Decorated Bandannas

We made these for Halloween, but you can do them whenever. This is a fairly low cost project, particularly if you buy the bandannas in packages of ten.

You will need:
100% cotton bandannas in white
Crayons (Don’t be cheap. Buy Crayolas.)
An iron.
White paper towels.

Have the kids draw whatever they want on their bandannas. Make sure they understand that this is a project for crayons only. Markers will not work. I have a couple of simple line-drawing books for inspiration and examples. They should color heavily for better results.

Once they’ve finished with the bandannas, your job is to take them home and iron the wax off and the colors in. Put some old rags or towels on your ironing board to protect it. Put one bandanna on the board at a time, cover them with a few paper towels, and iron them on a high setting, without moisture. Some wax and possibly pigment will come off on the bandanna.

Once you’ve ironed each bandanna like this, you are done. Give them back to the kids.

Bandannas can be washed in cold water, and hung to dry. The colors might fade a bit, but the kids can just fill them in again, and ask an adult to redo the ironing stage.

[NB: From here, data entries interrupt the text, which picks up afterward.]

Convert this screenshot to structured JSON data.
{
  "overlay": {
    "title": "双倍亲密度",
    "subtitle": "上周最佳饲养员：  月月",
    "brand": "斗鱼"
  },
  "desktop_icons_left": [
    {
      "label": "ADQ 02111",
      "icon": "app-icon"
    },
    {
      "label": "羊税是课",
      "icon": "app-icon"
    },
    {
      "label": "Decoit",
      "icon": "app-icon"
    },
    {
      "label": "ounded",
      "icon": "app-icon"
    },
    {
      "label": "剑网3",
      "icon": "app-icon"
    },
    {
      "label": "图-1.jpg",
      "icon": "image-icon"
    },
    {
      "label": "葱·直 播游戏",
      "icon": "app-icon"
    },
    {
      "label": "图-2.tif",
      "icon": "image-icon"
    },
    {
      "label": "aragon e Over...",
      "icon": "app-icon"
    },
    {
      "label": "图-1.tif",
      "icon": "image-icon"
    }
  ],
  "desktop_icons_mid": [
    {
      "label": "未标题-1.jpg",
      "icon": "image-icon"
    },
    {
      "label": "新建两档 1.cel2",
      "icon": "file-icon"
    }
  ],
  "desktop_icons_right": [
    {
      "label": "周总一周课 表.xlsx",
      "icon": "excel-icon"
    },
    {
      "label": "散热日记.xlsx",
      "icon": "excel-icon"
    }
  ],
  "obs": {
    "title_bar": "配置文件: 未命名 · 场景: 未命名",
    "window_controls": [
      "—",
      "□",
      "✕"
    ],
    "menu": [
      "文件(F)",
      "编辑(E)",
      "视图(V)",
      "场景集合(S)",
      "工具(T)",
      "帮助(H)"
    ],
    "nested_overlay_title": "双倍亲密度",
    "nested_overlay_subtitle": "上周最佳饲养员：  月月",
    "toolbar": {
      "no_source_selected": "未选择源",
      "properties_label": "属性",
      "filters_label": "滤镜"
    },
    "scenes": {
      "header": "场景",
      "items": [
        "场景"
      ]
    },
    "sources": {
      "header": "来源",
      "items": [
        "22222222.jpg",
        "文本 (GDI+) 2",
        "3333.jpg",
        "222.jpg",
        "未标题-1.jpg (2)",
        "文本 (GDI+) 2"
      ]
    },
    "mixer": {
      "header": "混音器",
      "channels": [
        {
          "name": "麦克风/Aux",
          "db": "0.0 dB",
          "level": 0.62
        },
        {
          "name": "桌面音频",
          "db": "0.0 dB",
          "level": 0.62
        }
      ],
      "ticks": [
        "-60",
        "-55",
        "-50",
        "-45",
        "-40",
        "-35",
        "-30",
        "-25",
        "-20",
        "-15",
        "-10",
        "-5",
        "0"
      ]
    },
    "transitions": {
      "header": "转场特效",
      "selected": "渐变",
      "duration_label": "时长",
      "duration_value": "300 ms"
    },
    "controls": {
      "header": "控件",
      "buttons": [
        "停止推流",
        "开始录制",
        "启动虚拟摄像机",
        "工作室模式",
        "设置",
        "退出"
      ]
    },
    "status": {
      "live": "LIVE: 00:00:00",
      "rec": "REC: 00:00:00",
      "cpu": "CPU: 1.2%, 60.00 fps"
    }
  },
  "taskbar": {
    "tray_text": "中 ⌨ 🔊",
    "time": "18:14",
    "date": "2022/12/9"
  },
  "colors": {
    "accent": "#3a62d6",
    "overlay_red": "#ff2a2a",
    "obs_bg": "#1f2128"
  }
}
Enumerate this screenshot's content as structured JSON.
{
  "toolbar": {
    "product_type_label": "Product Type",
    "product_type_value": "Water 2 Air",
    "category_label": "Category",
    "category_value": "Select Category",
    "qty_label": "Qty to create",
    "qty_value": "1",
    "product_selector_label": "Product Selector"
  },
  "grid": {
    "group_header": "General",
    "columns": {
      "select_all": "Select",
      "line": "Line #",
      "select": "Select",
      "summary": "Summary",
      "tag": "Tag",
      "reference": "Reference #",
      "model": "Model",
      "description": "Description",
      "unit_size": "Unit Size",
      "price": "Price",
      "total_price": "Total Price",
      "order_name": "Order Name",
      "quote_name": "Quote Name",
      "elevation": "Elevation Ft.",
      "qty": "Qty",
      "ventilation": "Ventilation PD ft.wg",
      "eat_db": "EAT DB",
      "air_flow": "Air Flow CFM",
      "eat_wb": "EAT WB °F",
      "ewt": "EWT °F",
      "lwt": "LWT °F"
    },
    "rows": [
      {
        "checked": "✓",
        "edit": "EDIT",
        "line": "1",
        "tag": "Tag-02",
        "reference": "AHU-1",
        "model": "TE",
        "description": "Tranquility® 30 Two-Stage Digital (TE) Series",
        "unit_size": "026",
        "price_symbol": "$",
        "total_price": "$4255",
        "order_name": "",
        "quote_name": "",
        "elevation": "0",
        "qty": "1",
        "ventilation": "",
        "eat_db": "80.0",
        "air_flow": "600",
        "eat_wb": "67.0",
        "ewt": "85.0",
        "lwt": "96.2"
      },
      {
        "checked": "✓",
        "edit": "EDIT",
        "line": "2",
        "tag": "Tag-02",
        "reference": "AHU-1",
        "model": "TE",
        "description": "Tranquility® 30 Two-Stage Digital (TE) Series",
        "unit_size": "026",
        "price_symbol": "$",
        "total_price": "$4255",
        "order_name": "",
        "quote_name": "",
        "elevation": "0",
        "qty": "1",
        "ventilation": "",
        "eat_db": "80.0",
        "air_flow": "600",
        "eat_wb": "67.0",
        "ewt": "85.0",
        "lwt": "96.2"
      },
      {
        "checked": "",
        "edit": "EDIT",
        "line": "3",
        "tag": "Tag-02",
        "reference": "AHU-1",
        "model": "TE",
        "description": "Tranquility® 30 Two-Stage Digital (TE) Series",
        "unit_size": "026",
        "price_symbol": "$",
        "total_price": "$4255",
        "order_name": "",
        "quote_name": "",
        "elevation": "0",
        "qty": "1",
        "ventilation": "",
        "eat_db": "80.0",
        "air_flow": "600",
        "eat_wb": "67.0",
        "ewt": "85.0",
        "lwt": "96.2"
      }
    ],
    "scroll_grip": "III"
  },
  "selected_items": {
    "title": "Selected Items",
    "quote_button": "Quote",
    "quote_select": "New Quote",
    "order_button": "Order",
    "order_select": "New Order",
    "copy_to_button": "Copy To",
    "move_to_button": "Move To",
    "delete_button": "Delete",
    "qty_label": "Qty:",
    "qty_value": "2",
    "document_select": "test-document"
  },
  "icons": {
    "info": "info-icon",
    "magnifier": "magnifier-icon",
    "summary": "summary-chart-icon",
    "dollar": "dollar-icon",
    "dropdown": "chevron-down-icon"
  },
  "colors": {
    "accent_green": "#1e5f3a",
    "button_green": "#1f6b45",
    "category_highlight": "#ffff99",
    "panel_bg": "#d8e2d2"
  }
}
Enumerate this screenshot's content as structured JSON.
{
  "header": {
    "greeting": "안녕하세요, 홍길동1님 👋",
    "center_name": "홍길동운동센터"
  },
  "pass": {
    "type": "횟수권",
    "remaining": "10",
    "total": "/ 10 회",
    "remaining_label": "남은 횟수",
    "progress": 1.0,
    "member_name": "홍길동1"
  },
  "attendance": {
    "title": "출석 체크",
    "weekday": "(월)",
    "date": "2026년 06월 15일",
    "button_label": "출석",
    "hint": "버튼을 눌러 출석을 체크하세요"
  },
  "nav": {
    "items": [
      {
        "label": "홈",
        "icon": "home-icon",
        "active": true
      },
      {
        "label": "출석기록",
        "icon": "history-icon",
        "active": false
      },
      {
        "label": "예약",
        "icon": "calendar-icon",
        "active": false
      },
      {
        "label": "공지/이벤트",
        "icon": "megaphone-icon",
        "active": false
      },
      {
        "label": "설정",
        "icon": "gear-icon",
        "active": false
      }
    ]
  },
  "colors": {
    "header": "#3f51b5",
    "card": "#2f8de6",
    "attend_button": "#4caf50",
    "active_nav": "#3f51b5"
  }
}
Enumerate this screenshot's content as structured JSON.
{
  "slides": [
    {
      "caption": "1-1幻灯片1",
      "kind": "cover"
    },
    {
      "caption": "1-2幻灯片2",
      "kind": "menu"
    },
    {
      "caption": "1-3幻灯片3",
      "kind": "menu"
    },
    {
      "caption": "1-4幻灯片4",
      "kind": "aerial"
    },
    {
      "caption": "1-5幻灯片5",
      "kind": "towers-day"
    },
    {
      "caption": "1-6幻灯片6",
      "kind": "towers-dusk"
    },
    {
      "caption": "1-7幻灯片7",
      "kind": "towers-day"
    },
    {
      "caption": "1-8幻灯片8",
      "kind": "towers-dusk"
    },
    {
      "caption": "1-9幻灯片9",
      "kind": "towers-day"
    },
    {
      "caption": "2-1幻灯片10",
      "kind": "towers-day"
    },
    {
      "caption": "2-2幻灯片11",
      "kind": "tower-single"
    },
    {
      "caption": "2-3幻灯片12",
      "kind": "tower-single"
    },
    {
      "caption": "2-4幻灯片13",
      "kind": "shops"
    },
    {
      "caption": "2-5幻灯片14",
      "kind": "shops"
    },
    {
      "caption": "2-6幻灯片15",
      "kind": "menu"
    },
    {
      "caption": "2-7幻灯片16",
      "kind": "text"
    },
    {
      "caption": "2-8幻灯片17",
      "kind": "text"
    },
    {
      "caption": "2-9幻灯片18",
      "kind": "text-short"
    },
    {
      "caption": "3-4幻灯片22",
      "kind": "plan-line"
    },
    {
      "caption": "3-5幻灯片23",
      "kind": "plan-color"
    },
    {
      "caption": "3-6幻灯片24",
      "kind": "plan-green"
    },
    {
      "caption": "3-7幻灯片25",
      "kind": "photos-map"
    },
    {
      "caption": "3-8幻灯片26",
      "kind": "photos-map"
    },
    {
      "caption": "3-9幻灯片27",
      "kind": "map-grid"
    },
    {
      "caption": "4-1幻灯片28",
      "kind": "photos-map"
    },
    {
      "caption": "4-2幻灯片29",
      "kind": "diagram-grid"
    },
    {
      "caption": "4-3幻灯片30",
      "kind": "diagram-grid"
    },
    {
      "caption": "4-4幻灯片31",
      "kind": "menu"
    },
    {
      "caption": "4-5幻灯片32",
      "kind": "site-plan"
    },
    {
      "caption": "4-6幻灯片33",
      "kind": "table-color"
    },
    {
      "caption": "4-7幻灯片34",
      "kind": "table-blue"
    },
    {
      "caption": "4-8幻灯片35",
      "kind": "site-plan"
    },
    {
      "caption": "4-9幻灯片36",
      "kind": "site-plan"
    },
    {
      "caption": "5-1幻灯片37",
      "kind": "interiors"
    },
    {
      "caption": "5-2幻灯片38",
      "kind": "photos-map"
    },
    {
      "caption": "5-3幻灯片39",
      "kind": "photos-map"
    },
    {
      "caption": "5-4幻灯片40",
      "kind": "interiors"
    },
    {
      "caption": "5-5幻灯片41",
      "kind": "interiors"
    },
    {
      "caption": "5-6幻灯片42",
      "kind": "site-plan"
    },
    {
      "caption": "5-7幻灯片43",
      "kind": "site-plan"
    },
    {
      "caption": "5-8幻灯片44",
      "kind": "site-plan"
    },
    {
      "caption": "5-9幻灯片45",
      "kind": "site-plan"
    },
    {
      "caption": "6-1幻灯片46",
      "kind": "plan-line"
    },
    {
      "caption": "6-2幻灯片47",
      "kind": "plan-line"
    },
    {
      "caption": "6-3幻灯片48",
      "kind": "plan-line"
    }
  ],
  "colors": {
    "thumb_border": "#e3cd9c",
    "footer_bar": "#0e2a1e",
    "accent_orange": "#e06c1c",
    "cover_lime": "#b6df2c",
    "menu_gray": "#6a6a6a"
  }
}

Basically, what I learned was that regular crayons will work on 100% cotton. You do not need to pay extra for special crayons!! You could use this to make decorative pillows or bulletin board covers, or quilt squares. What else can you think of?

Paper Bag Puppets

Part of the challenge of planning for AM club is that the kids all come in at different times. So any activity that I do has to be low-instruction, so that the kids can just sort of start when they get there. It also has to be high-enough interest for the older kids, and simple enough for the lower kids.

I stockpiled an assortment of materials for our first project together: Paper Bag Puppets. Only two of the students were not interested in the activity, so I feel like I did pretty well. Here’s what I stocked up on:

Lunchbags
Scissors
Glue
Crayons
Markers
Construction Paper
Self-Adhesive Foam Stickers
Feathers
Mixed confetti

The day before, I read them The Araboolies of Liberty Street, which has lots of colorful characters. I am not sure that it directly inspired anything, but it did give them a sense that they had some creative freedom to make their puppets look however they wanted. I didn’t have googly eyes, which I felt bad about until I saw how creatively the students used the foam shapes to make their eyes. One student came early because she knew it was craft day. One of the kindergartners spent a whole hour on her puppet. Even one or two of the boys was into it.

I have some really great photos of the kids with their projects. I’ll try to edit a few so to avoid faces, and share them.

Where Did All These Munchkins Come From?

My college education(s) did not exactly prepare me for the work I found this fall. My early childhood classes were before I started on the second bachelor’s degree, so I don’t have a lot of those resources still lying around. As for the recreation leader thing? Uh, a few of the things we did in my class on teaching adaptive physical education might apply.

I’m a good teacher, though. I love kids of all shapes, sizes, colors, and abilities. I love challenges and the opportunities they present for growth. So when faced with two positions that had not really been in my employment plan, I refused to panic.

I picked up child development books at used bookstores. I got Dr. Jean’s Preschool Teacher Survival Guide. I dug a dusty old box of children’s books out of the back of the basement. I rummaged through the doors of my memory for the games we played at Girl Scout Camp. I found tag games on the internet, and started buying strange odds and ends at the grocery store, the craft store, and the drug store.

The first few weeks have gone pretty well, actually. All the people I work with have lots of experience with the kids and have been really helpful. And I’ve found some things the kids really enjoy.

What kids really enjoy, by the way, is dodgeball. They will play dodgeball until the whole group is black and blue and in tears, if you let them. This is the last time this blog will mention dodgeball.